3. you will simulate adding a Profile for Imagery Access Target Descriptive (PIATGB) TRE to mark a target of interest in the data. The Add PIA Tags dialog appears. Click Load RGB. you will learn about composite images and how to edit Profile for Imagery Access (PIA) TREs when saving a NITF file. select Image segment #1 and click Add PIA Tags. The metadata under Image segment #1 expands in the NITF Metadata Editor. The NITF Output Parameters dialog appears. The first entry that appears in the Available Bands List is the RGB composite image. 11 ENVI Tutorial: Working with NITF Data . The Enter Data Filenames dialog appears. Double-click inside the Image Window in Display #1 (composite image). The composite image is simply a graphical depiction of the individual image and annotation segments. 2. Change the value for PIATGB (PIA Target Tag) to 1.ntf. 3. In the NITF Metadata Editor. The composite image is loaded to a new display group. Adding PIA TREs The NITF Metadata Editor lets you add or delete Profile for Imagery Access and Profile for Imagery Archive (PIA) TREs. 1. 4. 4. but it does not provide map information. From the ENVI main menu bar.Tutorial: Working with NITF Data Exercise #3: Viewing Composite Images and Editing PIA TREs In this exercise. A variety of government agencies require these TREs in NITF image products. Click OK. In this step. and click Open. Move your cursor around the composite image. This is a composite image consisting of two image segments and various annotation segments.
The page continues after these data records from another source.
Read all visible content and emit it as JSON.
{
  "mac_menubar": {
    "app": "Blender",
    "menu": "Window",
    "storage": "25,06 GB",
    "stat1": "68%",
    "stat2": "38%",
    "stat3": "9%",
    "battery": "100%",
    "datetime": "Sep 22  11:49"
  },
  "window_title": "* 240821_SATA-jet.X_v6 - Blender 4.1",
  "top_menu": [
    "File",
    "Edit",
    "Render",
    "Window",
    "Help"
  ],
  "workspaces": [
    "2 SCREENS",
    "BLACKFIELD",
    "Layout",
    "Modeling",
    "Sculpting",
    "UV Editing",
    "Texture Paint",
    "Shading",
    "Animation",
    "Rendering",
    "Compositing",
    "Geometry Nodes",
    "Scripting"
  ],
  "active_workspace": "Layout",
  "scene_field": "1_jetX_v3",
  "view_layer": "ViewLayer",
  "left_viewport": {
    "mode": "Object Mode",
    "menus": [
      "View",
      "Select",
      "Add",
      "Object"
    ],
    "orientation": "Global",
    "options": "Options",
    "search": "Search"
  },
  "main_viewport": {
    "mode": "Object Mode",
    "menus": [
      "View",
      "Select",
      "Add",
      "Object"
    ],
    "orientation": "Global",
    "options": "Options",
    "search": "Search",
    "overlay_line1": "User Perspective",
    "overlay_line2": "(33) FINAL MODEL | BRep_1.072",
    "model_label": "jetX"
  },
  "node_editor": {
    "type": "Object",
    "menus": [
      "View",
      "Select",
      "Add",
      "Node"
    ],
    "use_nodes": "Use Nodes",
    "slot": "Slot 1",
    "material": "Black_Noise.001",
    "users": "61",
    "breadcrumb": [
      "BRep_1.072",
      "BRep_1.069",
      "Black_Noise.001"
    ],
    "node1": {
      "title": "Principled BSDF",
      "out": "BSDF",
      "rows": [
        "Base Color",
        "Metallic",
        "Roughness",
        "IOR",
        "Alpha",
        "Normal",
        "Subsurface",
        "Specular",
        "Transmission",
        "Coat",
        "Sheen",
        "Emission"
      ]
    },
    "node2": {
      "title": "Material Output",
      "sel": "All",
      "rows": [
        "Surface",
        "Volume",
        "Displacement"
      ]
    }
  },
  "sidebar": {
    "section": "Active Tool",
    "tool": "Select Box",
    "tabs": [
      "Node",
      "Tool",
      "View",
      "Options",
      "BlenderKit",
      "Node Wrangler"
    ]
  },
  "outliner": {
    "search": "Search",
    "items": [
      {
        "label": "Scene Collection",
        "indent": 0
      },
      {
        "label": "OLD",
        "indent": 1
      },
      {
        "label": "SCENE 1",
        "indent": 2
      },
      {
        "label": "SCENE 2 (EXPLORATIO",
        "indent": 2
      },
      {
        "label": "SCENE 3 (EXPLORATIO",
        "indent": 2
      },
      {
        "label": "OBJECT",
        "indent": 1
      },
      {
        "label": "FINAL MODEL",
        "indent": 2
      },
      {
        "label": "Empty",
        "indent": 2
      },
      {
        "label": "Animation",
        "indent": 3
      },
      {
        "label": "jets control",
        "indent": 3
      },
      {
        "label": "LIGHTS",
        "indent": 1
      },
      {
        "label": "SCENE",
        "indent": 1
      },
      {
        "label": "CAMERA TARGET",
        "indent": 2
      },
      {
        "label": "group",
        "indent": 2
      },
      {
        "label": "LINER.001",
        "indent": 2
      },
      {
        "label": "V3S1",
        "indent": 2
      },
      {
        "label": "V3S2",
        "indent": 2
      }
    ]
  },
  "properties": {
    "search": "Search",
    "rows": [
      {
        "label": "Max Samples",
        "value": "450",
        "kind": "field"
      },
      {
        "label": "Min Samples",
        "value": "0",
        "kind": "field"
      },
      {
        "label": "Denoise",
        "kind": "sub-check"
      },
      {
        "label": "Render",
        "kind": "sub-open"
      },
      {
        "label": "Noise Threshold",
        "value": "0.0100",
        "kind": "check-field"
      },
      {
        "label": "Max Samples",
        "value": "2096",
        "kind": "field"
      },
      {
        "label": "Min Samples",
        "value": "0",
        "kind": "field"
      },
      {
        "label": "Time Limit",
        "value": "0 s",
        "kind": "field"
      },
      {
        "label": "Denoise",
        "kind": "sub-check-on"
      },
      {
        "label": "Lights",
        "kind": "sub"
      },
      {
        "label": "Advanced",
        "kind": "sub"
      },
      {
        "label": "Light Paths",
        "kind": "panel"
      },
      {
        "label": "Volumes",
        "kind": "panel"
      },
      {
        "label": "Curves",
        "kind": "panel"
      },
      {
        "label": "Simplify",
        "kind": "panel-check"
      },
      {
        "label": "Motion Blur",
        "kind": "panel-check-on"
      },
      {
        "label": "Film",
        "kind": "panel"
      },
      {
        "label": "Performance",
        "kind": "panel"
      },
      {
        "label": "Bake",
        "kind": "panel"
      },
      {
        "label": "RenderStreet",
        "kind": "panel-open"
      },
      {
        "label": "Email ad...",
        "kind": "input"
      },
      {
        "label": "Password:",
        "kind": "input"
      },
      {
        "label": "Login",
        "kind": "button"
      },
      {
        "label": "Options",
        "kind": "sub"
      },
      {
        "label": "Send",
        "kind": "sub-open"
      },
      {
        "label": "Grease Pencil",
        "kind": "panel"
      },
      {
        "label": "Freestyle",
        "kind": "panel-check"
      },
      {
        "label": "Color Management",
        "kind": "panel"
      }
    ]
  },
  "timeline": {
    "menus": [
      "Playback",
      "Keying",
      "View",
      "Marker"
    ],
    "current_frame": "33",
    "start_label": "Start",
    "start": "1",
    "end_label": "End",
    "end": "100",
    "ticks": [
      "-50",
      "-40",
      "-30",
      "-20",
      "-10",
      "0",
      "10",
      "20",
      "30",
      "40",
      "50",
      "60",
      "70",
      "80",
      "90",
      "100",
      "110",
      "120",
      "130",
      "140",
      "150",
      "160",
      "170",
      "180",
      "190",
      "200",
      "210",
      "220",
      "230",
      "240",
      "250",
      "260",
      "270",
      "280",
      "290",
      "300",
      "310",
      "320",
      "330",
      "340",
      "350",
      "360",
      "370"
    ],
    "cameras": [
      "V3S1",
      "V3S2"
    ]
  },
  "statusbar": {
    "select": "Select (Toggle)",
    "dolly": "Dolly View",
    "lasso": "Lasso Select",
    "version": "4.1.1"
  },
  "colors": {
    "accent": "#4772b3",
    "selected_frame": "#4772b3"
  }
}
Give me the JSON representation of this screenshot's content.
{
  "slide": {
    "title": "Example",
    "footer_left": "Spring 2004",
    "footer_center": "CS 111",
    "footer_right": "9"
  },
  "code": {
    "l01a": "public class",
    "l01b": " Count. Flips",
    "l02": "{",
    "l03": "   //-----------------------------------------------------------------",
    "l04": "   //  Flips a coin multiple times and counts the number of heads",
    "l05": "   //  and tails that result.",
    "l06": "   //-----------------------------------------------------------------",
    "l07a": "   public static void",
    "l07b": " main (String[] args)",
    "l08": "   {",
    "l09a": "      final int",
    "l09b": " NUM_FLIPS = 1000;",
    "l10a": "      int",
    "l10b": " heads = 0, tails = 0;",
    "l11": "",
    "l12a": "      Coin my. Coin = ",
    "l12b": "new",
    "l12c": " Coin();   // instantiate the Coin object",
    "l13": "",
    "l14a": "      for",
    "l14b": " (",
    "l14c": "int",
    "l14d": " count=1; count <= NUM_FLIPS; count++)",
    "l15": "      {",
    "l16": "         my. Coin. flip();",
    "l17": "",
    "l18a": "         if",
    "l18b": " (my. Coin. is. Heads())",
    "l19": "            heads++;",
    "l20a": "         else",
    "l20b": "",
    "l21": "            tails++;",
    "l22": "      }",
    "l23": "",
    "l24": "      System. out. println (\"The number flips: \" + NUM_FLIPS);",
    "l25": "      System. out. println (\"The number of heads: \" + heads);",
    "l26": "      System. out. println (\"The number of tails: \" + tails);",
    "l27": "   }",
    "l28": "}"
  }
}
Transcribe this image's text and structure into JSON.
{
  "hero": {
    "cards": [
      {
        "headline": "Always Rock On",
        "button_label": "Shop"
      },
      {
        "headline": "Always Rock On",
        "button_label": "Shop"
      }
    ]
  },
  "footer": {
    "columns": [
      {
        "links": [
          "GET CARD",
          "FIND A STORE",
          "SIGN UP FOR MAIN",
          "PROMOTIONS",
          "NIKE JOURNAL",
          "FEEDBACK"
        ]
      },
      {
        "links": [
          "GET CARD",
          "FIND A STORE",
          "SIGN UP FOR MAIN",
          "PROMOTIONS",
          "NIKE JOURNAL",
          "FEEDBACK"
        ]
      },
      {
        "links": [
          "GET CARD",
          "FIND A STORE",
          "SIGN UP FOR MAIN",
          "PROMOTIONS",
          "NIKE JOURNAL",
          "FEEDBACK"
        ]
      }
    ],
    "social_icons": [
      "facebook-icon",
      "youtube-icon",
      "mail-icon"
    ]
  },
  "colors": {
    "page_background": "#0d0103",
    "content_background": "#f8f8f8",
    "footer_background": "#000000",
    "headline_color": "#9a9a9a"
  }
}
Click OK. In the Available Bands List. select File → Save File As → NITF. The All Image Segments check box is also automatically checked. 3. 5. 4. The Cursor Location/Value dialog displays. Notice that all of the image segments are selected for output when you select the composite image. select File → Open Image File. The NITF Metadata Editor dialog appears. The Select NITF Output File dialog appears. Saving to NITF Format 1. 2. A new green TRE symbol appears at the bottom of the metadata. Select the COMPOSITE image for output. From the ENVI main menu bar. Note that the composite image does not display geographic information. which hold information required by the Standards Profile for Imagery Access (SPIA). Click Edit NITF Metadata. The first image segment appears in a new display group. Navigate to envidata\nitf. Click the + symbol to expand the new TRE. then around the corresponding image segment (for the same location). 2. but the image segment does. The next two entries are the image segments that make up the composite image. select the file target_example. 1. right-click on Image Segment #1 and select Load Band to New Display.

Click OK in the NITF Metadata Editor. 10. Ending the ENVI Session When you are finished. 7. In the NITF Output Parameters dialog. 11. right-click on its filename and select View NITF Metadata. enter an output filename. close all dialogs and select File → Close All Files from the ENVI main menu bar. ENVI validates your entry and issues an error message if you entered incorrect data. 12 ENVI Tutorial: Working with NITF Data . and click OK. Enter your own text and click OK. 6. When the output file appears in the Available Bands List. A text entry dialog appears. A text entry dialog for the next PIATGB TRE metadata field appears. You should see the new PIATGB TRE metadata. Examine the metadata in the output file. 9. Continue adding your own values for the PIATGB TRE metadata in this manner. 8.Tutorial: Working with NITF Data 5. Double-click on any of the empty fields such as Target UTM.